The froggy is from a ceramic birdbath. Mostly birds don't bathe in it, but lots of pollinators come to have a drink. There seems to be more bees this summer, and I'm happy for that. 

This May Night Salvia is a true, vibrant blue, but it always photographs rather more like grape-soda purple. I'm not sure it's the limitations of my camera lens or the limitations of the photographer. 

What's gorgeous in your garden this summer? 

Saturday, June 11, 2016

Housiversary Five

It seems millennia ago that I signed the papers on this place. But on June 10, 2011, this house, which I like to call Ruth (after its first owner) became mine. And I suppose I became hers, too.

We needed each other. She'd suffered about 20 years of neglect from former owners,  and was about to be relegated to a rental property when I scooped her off the market. As for me, I was about a year and a half post-divorce, only just past the Crazy with Emotion, Anger, and Remorse Stage. It was time to move on. It was time to start a new life in earnest. My four boys and I moved in with a lot of second-hand furniture, cleaning and paint supplies, and carpet-cutters.

It's probably pretty telling that I'm writing this post a day later than the actual housiversary, I'm taking periodic breaks to help my love maneuver drywall sheets up the stairs to the attic bonus room we're working on, I've got to make a trip to the hardware store before it closes tonight, and I'm thinking I need to get a fresh paint brush for the next project.

Meaning, I'm still in the thick of it. It's not giving me much time for reflection, no matter how much I'd like to write a post pondering the significance of this place to me, how it's sheltered my children, worked itself into the very marrow of my bones, how it's even framed the course of my new relationship. It's all been very much about love, but also self-doubt, hard work, bills, and taking out the trash again and again. Somewhere in there a relationship happened, but instead of with a person it is with a home and garden that seem to mean more to me with each passing year, despite the struggle. That makes it sound like a marriage. It sort of is.

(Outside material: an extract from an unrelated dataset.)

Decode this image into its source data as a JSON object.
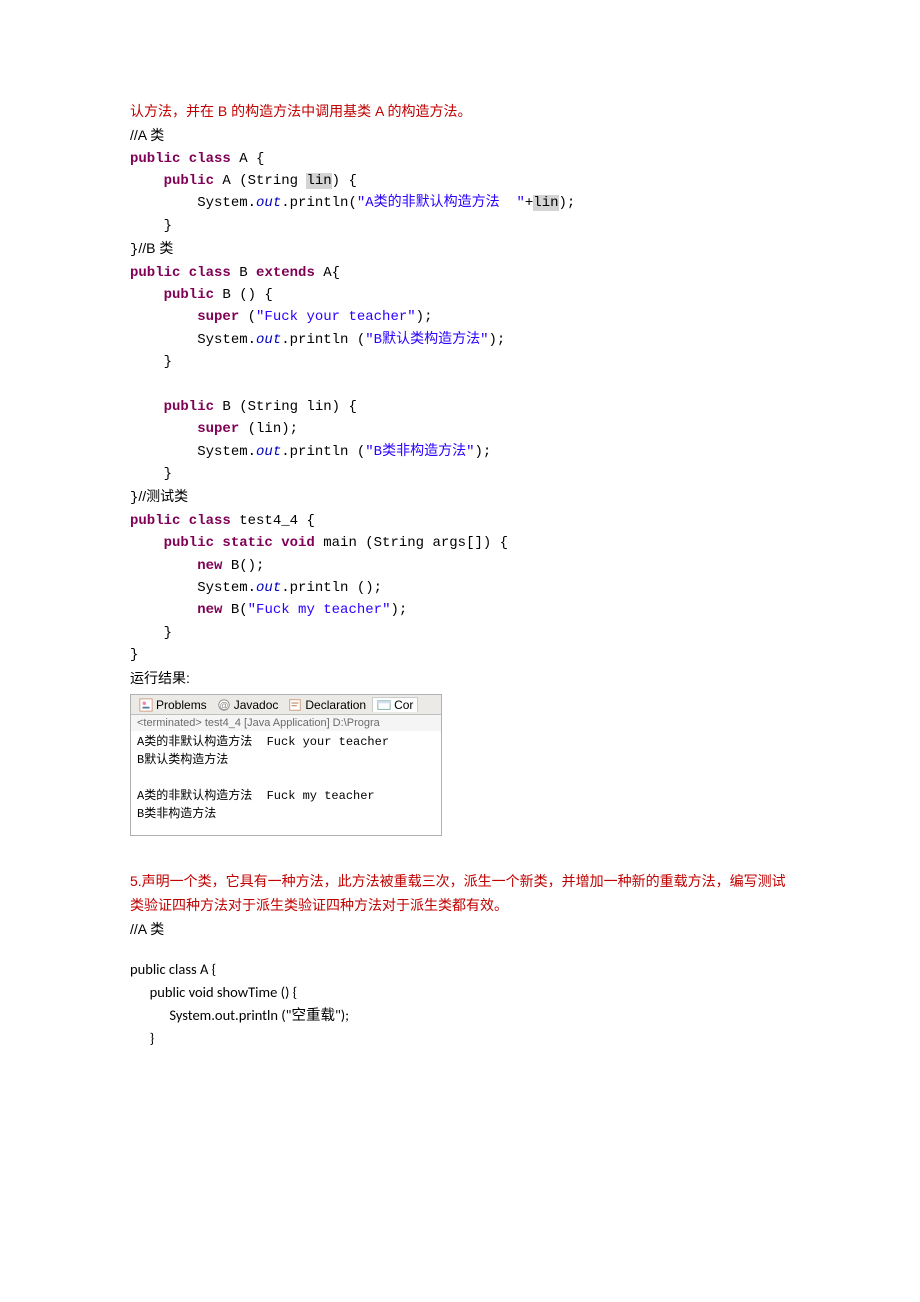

Because it's the five-year mark and we've had some real whopper projects lately, I've been taking some time to look back so that I can fully appreciate what we've accomplished. It's easy to feel lost in the incremental gains and forget that they add up to something.






After (but not done): 

Before (or during) : 






2017? Beyond? I can't wait to see what happens.